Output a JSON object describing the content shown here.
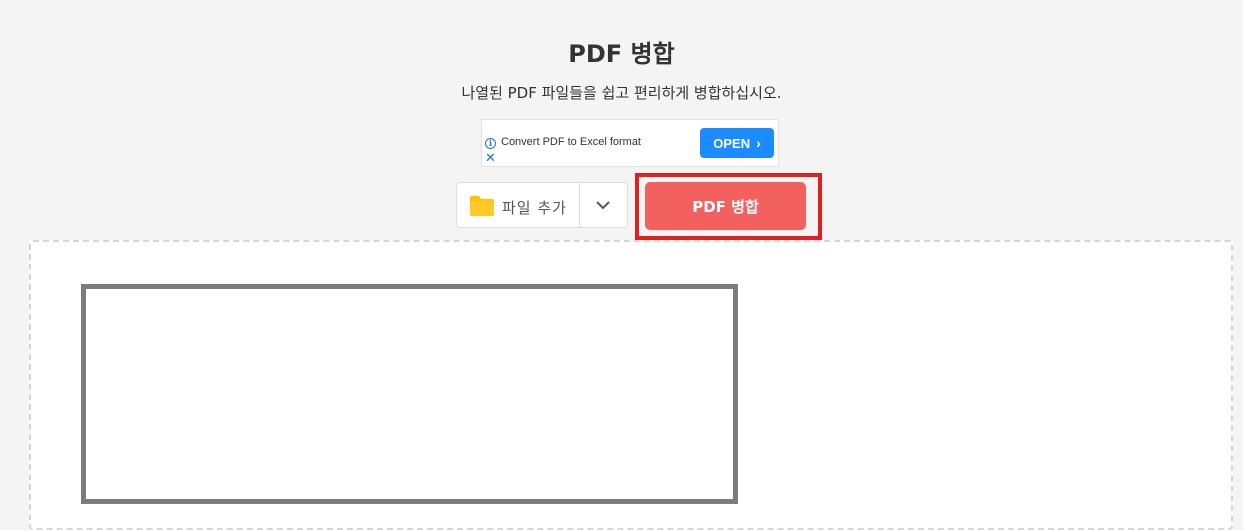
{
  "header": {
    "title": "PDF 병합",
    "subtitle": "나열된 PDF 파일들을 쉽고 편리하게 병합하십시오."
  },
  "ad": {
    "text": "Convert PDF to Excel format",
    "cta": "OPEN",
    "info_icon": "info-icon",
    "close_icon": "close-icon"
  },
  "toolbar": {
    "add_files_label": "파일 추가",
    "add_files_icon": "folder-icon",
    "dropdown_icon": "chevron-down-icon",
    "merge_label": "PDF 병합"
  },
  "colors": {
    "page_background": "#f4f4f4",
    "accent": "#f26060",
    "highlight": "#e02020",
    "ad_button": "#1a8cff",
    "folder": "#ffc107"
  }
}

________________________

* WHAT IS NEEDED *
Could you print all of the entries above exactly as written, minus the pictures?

* RESULT OF THE EXERCISE *
Output a JSON object describing the content shown here.
{
  "header": {
    "title": "PDF 병합",
    "subtitle": "나열된 PDF 파일들을 쉽고 편리하게 병합하십시오."
  },
  "ad": {
    "text": "Convert PDF to Excel format",
    "cta": "OPEN",
    "info_icon": "info-icon",
    "close_icon": "close-icon"
  },
  "toolbar": {
    "add_files_label": "파일 추가",
    "add_files_icon": "folder-icon",
    "dropdown_icon": "chevron-down-icon",
    "merge_label": "PDF 병합"
  },
  "colors": {
    "page_background": "#f4f4f4",
    "accent": "#f26060",
    "highlight": "#e02020",
    "ad_button": "#1a8cff",
    "folder": "#ffc107"
  }
}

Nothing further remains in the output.